- Weekly data deep-dives: Implement a project management team to investigate data weekly and set stretch productivity and quality goals. For example, if you require data that is accurate 92% of the time, set a stretch goal of 95% and try to ensure your annotation process exceeds your initial goal.
- Management testing and auditing: To build up your project managers’ quality-assurance skill set, ask them to complete perform annotation work and quality audits so that they have first-hand experience of the annotation process. This gives the management team a 360-degree view of the project and a full understanding of the annotators’ process.
High-Quality Training Data Helps Mitigate Bias
High-quality training data ensures more accurate algorithms, and it can also help mitigate the potential bias in many AI projects. Bias can manifest as uneven voice or facial recognition performance for different genders, accents, or ethnicities. Fighting bias during your data annotation process is another way to infuse your training data set with quality.
To avoid bias at the project level, organizations should actively build diversity into the data teams defining goals, roadmaps, metrics, and algorithms. Hiring a diverse team of data talent is easier said than done, but if the makeup of your team isn’t representative of the population the algorithm will impact, then the end product risks only working for, or appealing to, a subset of people, or discriminating against certain subsets of the population.
It’s important to also account for bias at the data level. Here are considerations to help you mitigate bias in training data:
- When internal team members label the data, they will always add some bias because they have expectations about what their system should conclude. If you decide to use an internal team, consult an outside source to help foster an objective annotation environment.
- Find or create a representative training dataset. Quantity always helps, especially if you’re using data from internal systems. Try to find the most comprehensive data, and experiment with different datasets, metrics, and segmentation to ensure you’ve covered the bases.
- If you’re engineering or annotating data, take care to design the instructions and tasks for your annotators in ways that don’t bias them from the outset. It’s important that annotators have enough instruction to correctly perform the task, but not know what the data will be used for, which can bias behavior.
- Check for implicit bias in the data as part of your quality-assurance process.
- Once your product is live, monitor performance using the data it generates to determine whether it’s delivering equitable opportunities and outcomes for all users.
High-Quality Data Is an AI Keystone
High-quality training data is necessary for a successful AI initiative. And, while the quality-assurance processes are numerous, they are a vital component of your AI initiative.
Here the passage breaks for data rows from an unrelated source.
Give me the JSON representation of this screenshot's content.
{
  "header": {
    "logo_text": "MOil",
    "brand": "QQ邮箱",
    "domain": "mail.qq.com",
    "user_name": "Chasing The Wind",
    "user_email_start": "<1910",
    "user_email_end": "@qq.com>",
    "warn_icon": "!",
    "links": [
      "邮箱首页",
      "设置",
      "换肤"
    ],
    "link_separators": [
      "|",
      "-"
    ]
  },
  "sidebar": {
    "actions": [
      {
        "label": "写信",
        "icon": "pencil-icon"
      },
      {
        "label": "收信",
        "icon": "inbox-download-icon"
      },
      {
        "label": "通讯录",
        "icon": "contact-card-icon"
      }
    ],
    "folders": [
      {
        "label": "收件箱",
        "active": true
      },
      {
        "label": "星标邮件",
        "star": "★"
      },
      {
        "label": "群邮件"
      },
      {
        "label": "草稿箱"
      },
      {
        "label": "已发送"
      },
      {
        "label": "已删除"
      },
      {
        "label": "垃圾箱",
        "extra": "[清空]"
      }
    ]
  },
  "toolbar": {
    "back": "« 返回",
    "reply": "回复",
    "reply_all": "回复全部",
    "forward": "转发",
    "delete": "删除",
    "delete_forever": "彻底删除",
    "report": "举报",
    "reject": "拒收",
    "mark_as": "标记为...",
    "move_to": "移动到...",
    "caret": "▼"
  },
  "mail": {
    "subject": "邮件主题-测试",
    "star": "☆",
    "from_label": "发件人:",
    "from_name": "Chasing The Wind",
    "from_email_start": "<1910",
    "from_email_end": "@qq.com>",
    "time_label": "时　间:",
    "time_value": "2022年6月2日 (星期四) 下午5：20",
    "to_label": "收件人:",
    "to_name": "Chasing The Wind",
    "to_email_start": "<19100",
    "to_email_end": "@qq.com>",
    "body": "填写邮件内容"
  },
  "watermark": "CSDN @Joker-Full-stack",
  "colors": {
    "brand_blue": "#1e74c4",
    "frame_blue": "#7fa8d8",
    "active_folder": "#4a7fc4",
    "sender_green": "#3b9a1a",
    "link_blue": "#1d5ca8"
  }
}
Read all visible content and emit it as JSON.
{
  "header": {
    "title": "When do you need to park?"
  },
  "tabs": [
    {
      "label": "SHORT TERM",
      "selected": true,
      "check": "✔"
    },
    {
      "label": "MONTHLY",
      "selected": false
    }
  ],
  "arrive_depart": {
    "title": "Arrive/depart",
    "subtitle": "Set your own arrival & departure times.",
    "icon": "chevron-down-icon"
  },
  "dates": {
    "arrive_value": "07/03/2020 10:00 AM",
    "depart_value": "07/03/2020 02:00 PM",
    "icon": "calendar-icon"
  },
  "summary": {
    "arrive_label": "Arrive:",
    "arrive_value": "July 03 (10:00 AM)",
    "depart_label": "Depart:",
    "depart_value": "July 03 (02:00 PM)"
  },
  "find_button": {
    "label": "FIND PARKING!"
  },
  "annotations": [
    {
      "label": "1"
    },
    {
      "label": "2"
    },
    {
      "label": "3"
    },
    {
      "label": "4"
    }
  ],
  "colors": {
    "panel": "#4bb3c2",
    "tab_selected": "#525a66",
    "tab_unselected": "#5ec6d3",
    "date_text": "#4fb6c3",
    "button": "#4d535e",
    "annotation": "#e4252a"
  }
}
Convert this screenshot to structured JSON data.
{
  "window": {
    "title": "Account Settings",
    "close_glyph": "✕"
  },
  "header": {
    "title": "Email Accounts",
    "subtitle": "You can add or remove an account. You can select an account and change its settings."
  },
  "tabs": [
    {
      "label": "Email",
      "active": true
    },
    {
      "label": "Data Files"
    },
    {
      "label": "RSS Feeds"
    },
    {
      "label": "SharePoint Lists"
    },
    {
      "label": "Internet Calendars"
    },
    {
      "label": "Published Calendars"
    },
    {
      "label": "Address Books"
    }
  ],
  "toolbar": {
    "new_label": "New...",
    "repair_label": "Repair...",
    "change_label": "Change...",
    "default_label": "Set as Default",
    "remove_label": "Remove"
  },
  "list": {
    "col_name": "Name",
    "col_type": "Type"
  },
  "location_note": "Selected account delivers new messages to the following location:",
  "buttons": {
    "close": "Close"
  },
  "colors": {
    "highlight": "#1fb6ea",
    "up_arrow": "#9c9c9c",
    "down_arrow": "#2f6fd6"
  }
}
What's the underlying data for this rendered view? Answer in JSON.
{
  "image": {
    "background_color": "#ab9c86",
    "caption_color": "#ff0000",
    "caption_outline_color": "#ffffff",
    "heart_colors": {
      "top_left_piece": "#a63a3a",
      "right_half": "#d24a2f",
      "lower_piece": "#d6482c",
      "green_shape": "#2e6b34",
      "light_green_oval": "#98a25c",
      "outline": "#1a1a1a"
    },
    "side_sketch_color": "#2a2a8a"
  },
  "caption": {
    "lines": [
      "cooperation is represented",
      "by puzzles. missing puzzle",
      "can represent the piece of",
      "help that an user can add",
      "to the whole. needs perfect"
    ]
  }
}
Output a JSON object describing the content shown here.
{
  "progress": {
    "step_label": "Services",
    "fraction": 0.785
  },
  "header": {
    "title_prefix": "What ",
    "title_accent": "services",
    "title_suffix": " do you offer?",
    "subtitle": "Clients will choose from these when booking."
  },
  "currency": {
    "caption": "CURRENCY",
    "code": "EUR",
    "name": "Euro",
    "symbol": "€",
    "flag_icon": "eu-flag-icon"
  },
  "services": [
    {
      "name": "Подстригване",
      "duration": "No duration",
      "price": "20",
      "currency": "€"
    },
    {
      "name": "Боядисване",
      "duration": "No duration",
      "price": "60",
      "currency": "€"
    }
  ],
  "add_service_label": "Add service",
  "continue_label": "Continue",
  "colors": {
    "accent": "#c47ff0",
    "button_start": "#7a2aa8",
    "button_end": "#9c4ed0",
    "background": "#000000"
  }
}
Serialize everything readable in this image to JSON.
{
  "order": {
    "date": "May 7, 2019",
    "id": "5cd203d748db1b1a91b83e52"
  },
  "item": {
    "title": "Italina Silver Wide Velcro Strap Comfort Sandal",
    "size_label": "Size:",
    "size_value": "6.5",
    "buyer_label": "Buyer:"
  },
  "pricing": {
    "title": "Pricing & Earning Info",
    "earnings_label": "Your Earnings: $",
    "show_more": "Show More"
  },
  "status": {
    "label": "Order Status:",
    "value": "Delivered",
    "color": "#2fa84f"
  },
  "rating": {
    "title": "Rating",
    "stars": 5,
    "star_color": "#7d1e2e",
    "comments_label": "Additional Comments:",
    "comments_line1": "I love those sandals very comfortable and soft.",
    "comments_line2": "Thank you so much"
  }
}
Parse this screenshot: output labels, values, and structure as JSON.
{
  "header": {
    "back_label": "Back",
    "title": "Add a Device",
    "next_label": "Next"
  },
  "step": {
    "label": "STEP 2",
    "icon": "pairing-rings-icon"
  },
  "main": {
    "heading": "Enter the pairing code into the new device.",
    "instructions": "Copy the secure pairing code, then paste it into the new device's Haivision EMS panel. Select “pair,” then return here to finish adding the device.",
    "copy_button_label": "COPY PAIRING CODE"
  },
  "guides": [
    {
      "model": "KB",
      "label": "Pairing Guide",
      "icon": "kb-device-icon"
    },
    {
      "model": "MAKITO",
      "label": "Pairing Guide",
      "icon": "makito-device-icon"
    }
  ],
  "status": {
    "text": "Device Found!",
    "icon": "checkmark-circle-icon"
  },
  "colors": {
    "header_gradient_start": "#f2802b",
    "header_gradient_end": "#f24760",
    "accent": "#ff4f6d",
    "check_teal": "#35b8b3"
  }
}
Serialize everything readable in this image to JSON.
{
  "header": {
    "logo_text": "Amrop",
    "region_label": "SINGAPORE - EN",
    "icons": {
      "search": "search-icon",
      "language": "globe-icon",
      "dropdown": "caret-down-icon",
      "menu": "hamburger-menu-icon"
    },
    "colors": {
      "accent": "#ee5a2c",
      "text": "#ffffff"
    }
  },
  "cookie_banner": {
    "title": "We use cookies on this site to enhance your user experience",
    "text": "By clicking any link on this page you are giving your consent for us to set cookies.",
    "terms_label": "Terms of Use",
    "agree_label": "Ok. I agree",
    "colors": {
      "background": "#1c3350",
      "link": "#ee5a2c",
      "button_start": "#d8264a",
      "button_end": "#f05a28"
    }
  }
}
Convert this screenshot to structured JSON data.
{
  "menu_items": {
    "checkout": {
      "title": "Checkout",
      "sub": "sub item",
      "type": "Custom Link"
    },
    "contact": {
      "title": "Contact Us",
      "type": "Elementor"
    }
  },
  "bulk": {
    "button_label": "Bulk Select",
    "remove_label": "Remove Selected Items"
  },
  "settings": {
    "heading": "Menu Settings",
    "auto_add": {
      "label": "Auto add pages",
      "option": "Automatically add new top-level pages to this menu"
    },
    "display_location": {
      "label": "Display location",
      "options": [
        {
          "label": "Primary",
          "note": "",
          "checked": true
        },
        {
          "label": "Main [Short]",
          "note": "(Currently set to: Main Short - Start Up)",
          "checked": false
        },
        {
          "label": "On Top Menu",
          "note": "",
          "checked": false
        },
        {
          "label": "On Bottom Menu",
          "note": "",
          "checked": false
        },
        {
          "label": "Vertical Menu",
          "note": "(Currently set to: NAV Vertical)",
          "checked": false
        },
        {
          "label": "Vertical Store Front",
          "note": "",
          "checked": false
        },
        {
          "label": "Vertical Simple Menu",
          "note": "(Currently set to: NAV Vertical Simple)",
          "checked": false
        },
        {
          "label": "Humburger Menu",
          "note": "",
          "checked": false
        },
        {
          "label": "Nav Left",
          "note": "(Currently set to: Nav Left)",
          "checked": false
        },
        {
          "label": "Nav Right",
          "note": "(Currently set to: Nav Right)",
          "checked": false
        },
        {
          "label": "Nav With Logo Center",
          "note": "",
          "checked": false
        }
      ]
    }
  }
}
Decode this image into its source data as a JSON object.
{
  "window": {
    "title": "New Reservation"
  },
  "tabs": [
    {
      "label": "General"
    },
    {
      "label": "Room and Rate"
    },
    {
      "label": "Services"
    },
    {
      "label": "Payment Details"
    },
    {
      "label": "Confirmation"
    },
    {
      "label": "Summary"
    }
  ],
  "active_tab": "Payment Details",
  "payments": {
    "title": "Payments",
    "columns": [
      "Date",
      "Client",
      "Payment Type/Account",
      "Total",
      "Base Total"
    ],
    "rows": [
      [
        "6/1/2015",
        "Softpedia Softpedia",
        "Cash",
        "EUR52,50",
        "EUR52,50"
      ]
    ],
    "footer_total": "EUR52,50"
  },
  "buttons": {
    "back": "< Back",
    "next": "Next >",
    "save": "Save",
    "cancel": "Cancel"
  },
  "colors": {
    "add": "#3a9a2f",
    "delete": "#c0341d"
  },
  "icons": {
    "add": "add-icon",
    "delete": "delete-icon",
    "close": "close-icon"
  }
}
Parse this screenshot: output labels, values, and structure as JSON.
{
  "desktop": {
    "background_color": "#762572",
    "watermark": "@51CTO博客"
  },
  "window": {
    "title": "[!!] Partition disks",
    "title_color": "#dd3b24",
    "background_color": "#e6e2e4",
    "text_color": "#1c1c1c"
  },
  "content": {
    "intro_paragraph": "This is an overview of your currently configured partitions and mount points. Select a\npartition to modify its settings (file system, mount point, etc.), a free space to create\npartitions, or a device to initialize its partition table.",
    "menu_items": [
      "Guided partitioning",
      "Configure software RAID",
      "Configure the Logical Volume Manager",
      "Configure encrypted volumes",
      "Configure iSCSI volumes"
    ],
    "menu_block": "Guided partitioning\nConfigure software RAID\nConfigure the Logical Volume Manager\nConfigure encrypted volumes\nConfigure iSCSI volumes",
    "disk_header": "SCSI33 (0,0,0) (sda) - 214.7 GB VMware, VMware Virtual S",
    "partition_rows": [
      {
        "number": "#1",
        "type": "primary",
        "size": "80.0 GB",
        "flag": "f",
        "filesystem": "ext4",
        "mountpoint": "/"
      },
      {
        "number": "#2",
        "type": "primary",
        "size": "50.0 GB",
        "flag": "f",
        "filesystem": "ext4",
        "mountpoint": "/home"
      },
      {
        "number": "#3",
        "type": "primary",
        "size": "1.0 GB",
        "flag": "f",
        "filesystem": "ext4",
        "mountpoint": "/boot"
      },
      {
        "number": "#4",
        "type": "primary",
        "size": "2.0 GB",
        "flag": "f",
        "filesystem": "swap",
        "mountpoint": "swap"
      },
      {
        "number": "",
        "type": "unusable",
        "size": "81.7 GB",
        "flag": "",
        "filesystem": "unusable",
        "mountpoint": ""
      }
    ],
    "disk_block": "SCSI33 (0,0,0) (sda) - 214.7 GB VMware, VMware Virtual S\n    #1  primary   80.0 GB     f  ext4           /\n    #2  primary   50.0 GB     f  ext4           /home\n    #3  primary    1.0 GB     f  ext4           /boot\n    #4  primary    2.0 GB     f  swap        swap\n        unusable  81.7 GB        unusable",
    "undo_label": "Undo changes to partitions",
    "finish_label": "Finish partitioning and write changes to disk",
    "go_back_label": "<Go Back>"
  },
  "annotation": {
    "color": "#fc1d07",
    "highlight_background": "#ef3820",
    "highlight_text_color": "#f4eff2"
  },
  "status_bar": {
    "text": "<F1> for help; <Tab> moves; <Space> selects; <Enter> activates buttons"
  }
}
Quality training data not only begets algorithms that work in the real world, it also helps mitigate some of the bias inherent in manual data annotations. Before you begin to launch your AI initiative, develop data quality assurance practices to realize the best return on your investment.